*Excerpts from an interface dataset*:
==*==

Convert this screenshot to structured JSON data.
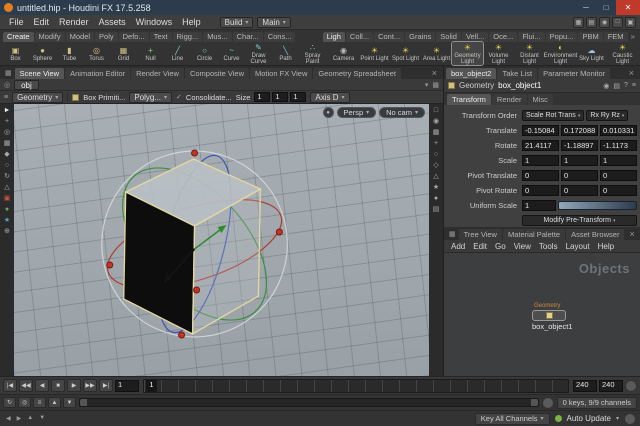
{
  "window": {
    "title": "untitled.hip - Houdini FX 17.5.258"
  },
  "menubar": {
    "items": [
      "File",
      "Edit",
      "Render",
      "Assets",
      "Windows",
      "Help"
    ],
    "desktop_build": "Build",
    "desktop_main": "Main"
  },
  "shelf": {
    "tabs_left": [
      "Create",
      "Modify",
      "Model",
      "Poly",
      "Defo...",
      "Text",
      "Rigg...",
      "Mus...",
      "Char...",
      "Cons..."
    ],
    "tabs_right": [
      "Ligh",
      "Coll...",
      "Cont...",
      "Grains",
      "Solid",
      "Vell...",
      "Oce...",
      "Flui...",
      "Popu...",
      "PBM",
      "FEM"
    ],
    "tools_left": [
      {
        "name": "box",
        "icon": "▣",
        "label": "Box",
        "color": "#cfc083"
      },
      {
        "name": "sphere",
        "icon": "●",
        "label": "Sphere",
        "color": "#cfc083"
      },
      {
        "name": "tube",
        "icon": "▮",
        "label": "Tube",
        "color": "#cfc083"
      },
      {
        "name": "torus",
        "icon": "◎",
        "label": "Torus",
        "color": "#cfc083"
      },
      {
        "name": "grid",
        "icon": "▦",
        "label": "Grid",
        "color": "#cfc083"
      },
      {
        "name": "null",
        "icon": "+",
        "label": "Null",
        "color": "#8fcf8f"
      },
      {
        "name": "line",
        "icon": "╱",
        "label": "Line",
        "color": "#7fd0d0"
      },
      {
        "name": "circle",
        "icon": "○",
        "label": "Circle",
        "color": "#7fd0d0"
      },
      {
        "name": "curve",
        "icon": "~",
        "label": "Curve",
        "color": "#7fd0d0"
      },
      {
        "name": "draw-curve",
        "icon": "✎",
        "label": "Draw Curve",
        "color": "#7fd0d0"
      },
      {
        "name": "path",
        "icon": "╲",
        "label": "Path",
        "color": "#7fd0d0"
      },
      {
        "name": "spray-paint",
        "icon": "∴",
        "label": "Spray Paint",
        "color": "#7fd0d0"
      }
    ],
    "tools_right": [
      {
        "name": "camera",
        "icon": "◉",
        "label": "Camera",
        "color": "#b9b9b9"
      },
      {
        "name": "point-light",
        "icon": "☀",
        "label": "Point Light",
        "color": "#e3cf56"
      },
      {
        "name": "spot-light",
        "icon": "☀",
        "label": "Spot Light",
        "color": "#e3cf56"
      },
      {
        "name": "area-light",
        "icon": "☀",
        "label": "Area Light",
        "color": "#e3cf56"
      },
      {
        "name": "geometry-light",
        "icon": "☀",
        "label": "Geometry Light",
        "color": "#e3cf56"
      },
      {
        "name": "volume-light",
        "icon": "☀",
        "label": "Volume Light",
        "color": "#e3cf56"
      },
      {
        "name": "distant-light",
        "icon": "☀",
        "label": "Distant Light",
        "color": "#e3cf56"
      },
      {
        "name": "environment-light",
        "icon": "◐",
        "label": "Environment Light",
        "color": "#e3cf56"
      },
      {
        "name": "sky-light",
        "icon": "☁",
        "label": "Sky Light",
        "color": "#9fc6e0"
      },
      {
        "name": "caustic-light",
        "icon": "☀",
        "label": "Caustic Light",
        "color": "#e3cf56"
      }
    ]
  },
  "panes": {
    "left_tabs": [
      "Scene View",
      "Animation Editor",
      "Render View",
      "Composite View",
      "Motion FX View",
      "Geometry Spreadsheet"
    ],
    "right_tabs": [
      "box_object2",
      "Take List",
      "Parameter Monitor"
    ]
  },
  "pathbar": {
    "path": "obj"
  },
  "viewport_toolbar": {
    "mode": "Geometry",
    "tool": "Box Primiti...",
    "poly": "Polyg...",
    "consolidate": "Consolidate...",
    "size_label": "Size",
    "size": [
      "1",
      "1",
      "1"
    ],
    "axis": "Axis D"
  },
  "viewport": {
    "persp": "Persp",
    "camera": "No cam"
  },
  "parameters": {
    "type_label": "Geometry",
    "node_name": "box_object1",
    "tabs": [
      "Transform",
      "Render",
      "Misc"
    ],
    "transform_order_label": "Transform Order",
    "transform_order_value": "Scale Rot Trans",
    "rotate_order_value": "Rx Ry Rz",
    "translate_label": "Translate",
    "translate": [
      "-0.15084",
      "0.172088",
      "0.010331"
    ],
    "rotate_label": "Rotate",
    "rotate": [
      "21.4117",
      "-1.18897",
      "-1.1173"
    ],
    "scale_label": "Scale",
    "scale": [
      "1",
      "1",
      "1"
    ],
    "pivot_translate_label": "Pivot Translate",
    "pivot_translate": [
      "0",
      "0",
      "0"
    ],
    "pivot_rotate_label": "Pivot Rotate",
    "pivot_rotate": [
      "0",
      "0",
      "0"
    ],
    "uniform_scale_label": "Uniform Scale",
    "uniform_scale": "1",
    "modify_pretransform": "Modify Pre-Transform"
  },
  "network": {
    "pane_tabs": [
      "Tree View",
      "Material Palette",
      "Asset Browser"
    ],
    "menu": [
      "Add",
      "Edit",
      "Go",
      "View",
      "Tools",
      "Layout",
      "Help"
    ],
    "context_label": "Objects",
    "node_type": "Geometry",
    "node_name": "box_object1"
  },
  "playbar": {
    "current_frame": "1",
    "ruler_first_label": "1",
    "range_end": "240",
    "range_end_alt": "240",
    "keys_info": "0 keys, 9/9 channels",
    "key_all": "Key All Channels",
    "auto_update": "Auto Update"
  },
  "icons": {
    "minimize": "─",
    "maximize": "□",
    "close": "✕",
    "tab_close": "×",
    "pane_lead": "▦",
    "pin": "◎",
    "check": "✓",
    "wrench": "≡",
    "lock": "●",
    "scroll": "»",
    "menubar_right": [
      "▦",
      "▤",
      "◉",
      "□",
      "▣"
    ],
    "left_toolbar": [
      "►",
      "+",
      "◎",
      "▦",
      "◆",
      "○",
      "↻",
      "△",
      "▣",
      "●",
      "★",
      "⊕"
    ],
    "right_toolbar": [
      "□",
      "◉",
      "▦",
      "+",
      "○",
      "◇",
      "△",
      "★",
      "●",
      "▤"
    ],
    "param_header": [
      "◉",
      "▤",
      "?",
      "≡"
    ],
    "pathbar_right": [
      "▾",
      "▦"
    ],
    "transport": [
      "|◀",
      "◀◀",
      "◀",
      "■",
      "▶",
      "▶▶",
      "▶|"
    ],
    "playbar2_left": [
      "↻",
      "◎",
      "≡",
      "▲",
      "▼"
    ],
    "status_left": [
      "◀",
      "▶",
      "▲",
      "▼"
    ]
  },
  "colors": {
    "accent_orange": "#d08b3c",
    "close_red": "#c0392b",
    "auto_update_green": "#7cb342",
    "axis_x_red": "#b03a30",
    "axis_y_green": "#3f8f3f",
    "axis_z_blue": "#3a55b5",
    "node_yellow": "#e3d28e",
    "viewport_bg": "#a0a8ad"
  }
}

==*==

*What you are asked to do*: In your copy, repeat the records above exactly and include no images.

*Solution for this exercise*:
Convert this screenshot to structured JSON data.
{
  "window": {
    "title": "untitled.hip - Houdini FX 17.5.258"
  },
  "menubar": {
    "items": [
      "File",
      "Edit",
      "Render",
      "Assets",
      "Windows",
      "Help"
    ],
    "desktop_build": "Build",
    "desktop_main": "Main"
  },
  "shelf": {
    "tabs_left": [
      "Create",
      "Modify",
      "Model",
      "Poly",
      "Defo...",
      "Text",
      "Rigg...",
      "Mus...",
      "Char...",
      "Cons..."
    ],
    "tabs_right": [
      "Ligh",
      "Coll...",
      "Cont...",
      "Grains",
      "Solid",
      "Vell...",
      "Oce...",
      "Flui...",
      "Popu...",
      "PBM",
      "FEM"
    ],
    "tools_left": [
      {
        "name": "box",
        "icon": "▣",
        "label": "Box",
        "color": "#cfc083"
      },
      {
        "name": "sphere",
        "icon": "●",
        "label": "Sphere",
        "color": "#cfc083"
      },
      {
        "name": "tube",
        "icon": "▮",
        "label": "Tube",
        "color": "#cfc083"
      },
      {
        "name": "torus",
        "icon": "◎",
        "label": "Torus",
        "color": "#cfc083"
      },
      {
        "name": "grid",
        "icon": "▦",
        "label": "Grid",
        "color": "#cfc083"
      },
      {
        "name": "null",
        "icon": "+",
        "label": "Null",
        "color": "#8fcf8f"
      },
      {
        "name": "line",
        "icon": "╱",
        "label": "Line",
        "color": "#7fd0d0"
      },
      {
        "name": "circle",
        "icon": "○",
        "label": "Circle",
        "color": "#7fd0d0"
      },
      {
        "name": "curve",
        "icon": "~",
        "label": "Curve",
        "color": "#7fd0d0"
      },
      {
        "name": "draw-curve",
        "icon": "✎",
        "label": "Draw Curve",
        "color": "#7fd0d0"
      },
      {
        "name": "path",
        "icon": "╲",
        "label": "Path",
        "color": "#7fd0d0"
      },
      {
        "name": "spray-paint",
        "icon": "∴",
        "label": "Spray Paint",
        "color": "#7fd0d0"
      }
    ],
    "tools_right": [
      {
        "name": "camera",
        "icon": "◉",
        "label": "Camera",
        "color": "#b9b9b9"
      },
      {
        "name": "point-light",
        "icon": "☀",
        "label": "Point Light",
        "color": "#e3cf56"
      },
      {
        "name": "spot-light",
        "icon": "☀",
        "label": "Spot Light",
        "color": "#e3cf56"
      },
      {
        "name": "area-light",
        "icon": "☀",
        "label": "Area Light",
        "color": "#e3cf56"
      },
      {
        "name": "geometry-light",
        "icon": "☀",
        "label": "Geometry Light",
        "color": "#e3cf56"
      },
      {
        "name": "volume-light",
        "icon": "☀",
        "label": "Volume Light",
        "color": "#e3cf56"
      },
      {
        "name": "distant-light",
        "icon": "☀",
        "label": "Distant Light",
        "color": "#e3cf56"
      },
      {
        "name": "environment-light",
        "icon": "◐",
        "label": "Environment Light",
        "color": "#e3cf56"
      },
      {
        "name": "sky-light",
        "icon": "☁",
        "label": "Sky Light",
        "color": "#9fc6e0"
      },
      {
        "name": "caustic-light",
        "icon": "☀",
        "label": "Caustic Light",
        "color": "#e3cf56"
      }
    ]
  },
  "panes": {
    "left_tabs": [
      "Scene View",
      "Animation Editor",
      "Render View",
      "Composite View",
      "Motion FX View",
      "Geometry Spreadsheet"
    ],
    "right_tabs": [
      "box_object2",
      "Take List",
      "Parameter Monitor"
    ]
  },
  "pathbar": {
    "path": "obj"
  },
  "viewport_toolbar": {
    "mode": "Geometry",
    "tool": "Box Primiti...",
    "poly": "Polyg...",
    "consolidate": "Consolidate...",
    "size_label": "Size",
    "size": [
      "1",
      "1",
      "1"
    ],
    "axis": "Axis D"
  },
  "viewport": {
    "persp": "Persp",
    "camera": "No cam"
  },
  "parameters": {
    "type_label": "Geometry",
    "node_name": "box_object1",
    "tabs": [
      "Transform",
      "Render",
      "Misc"
    ],
    "transform_order_label": "Transform Order",
    "transform_order_value": "Scale Rot Trans",
    "rotate_order_value": "Rx Ry Rz",
    "translate_label": "Translate",
    "translate": [
      "-0.15084",
      "0.172088",
      "0.010331"
    ],
    "rotate_label": "Rotate",
    "rotate": [
      "21.4117",
      "-1.18897",
      "-1.1173"
    ],
    "scale_label": "Scale",
    "scale": [
      "1",
      "1",
      "1"
    ],
    "pivot_translate_label": "Pivot Translate",
    "pivot_translate": [
      "0",
      "0",
      "0"
    ],
    "pivot_rotate_label": "Pivot Rotate",
    "pivot_rotate": [
      "0",
      "0",
      "0"
    ],
    "uniform_scale_label": "Uniform Scale",
    "uniform_scale": "1",
    "modify_pretransform": "Modify Pre-Transform"
  },
  "network": {
    "pane_tabs": [
      "Tree View",
      "Material Palette",
      "Asset Browser"
    ],
    "menu": [
      "Add",
      "Edit",
      "Go",
      "View",
      "Tools",
      "Layout",
      "Help"
    ],
    "context_label": "Objects",
    "node_type": "Geometry",
    "node_name": "box_object1"
  },
  "playbar": {
    "current_frame": "1",
    "ruler_first_label": "1",
    "range_end": "240",
    "range_end_alt": "240",
    "keys_info": "0 keys, 9/9 channels",
    "key_all": "Key All Channels",
    "auto_update": "Auto Update"
  },
  "icons": {
    "minimize": "─",
    "maximize": "□",
    "close": "✕",
    "tab_close": "×",
    "pane_lead": "▦",
    "pin": "◎",
    "check": "✓",
    "wrench": "≡",
    "lock": "●",
    "scroll": "»",
    "menubar_right": [
      "▦",
      "▤",
      "◉",
      "□",
      "▣"
    ],
    "left_toolbar": [
      "►",
      "+",
      "◎",
      "▦",
      "◆",
      "○",
      "↻",
      "△",
      "▣",
      "●",
      "★",
      "⊕"
    ],
    "right_toolbar": [
      "□",
      "◉",
      "▦",
      "+",
      "○",
      "◇",
      "△",
      "★",
      "●",
      "▤"
    ],
    "param_header": [
      "◉",
      "▤",
      "?",
      "≡"
    ],
    "pathbar_right": [
      "▾",
      "▦"
    ],
    "transport": [
      "|◀",
      "◀◀",
      "◀",
      "■",
      "▶",
      "▶▶",
      "▶|"
    ],
    "playbar2_left": [
      "↻",
      "◎",
      "≡",
      "▲",
      "▼"
    ],
    "status_left": [
      "◀",
      "▶",
      "▲",
      "▼"
    ]
  },
  "colors": {
    "accent_orange": "#d08b3c",
    "close_red": "#c0392b",
    "auto_update_green": "#7cb342",
    "axis_x_red": "#b03a30",
    "axis_y_green": "#3f8f3f",
    "axis_z_blue": "#3a55b5",
    "node_yellow": "#e3d28e",
    "viewport_bg": "#a0a8ad"
  }
}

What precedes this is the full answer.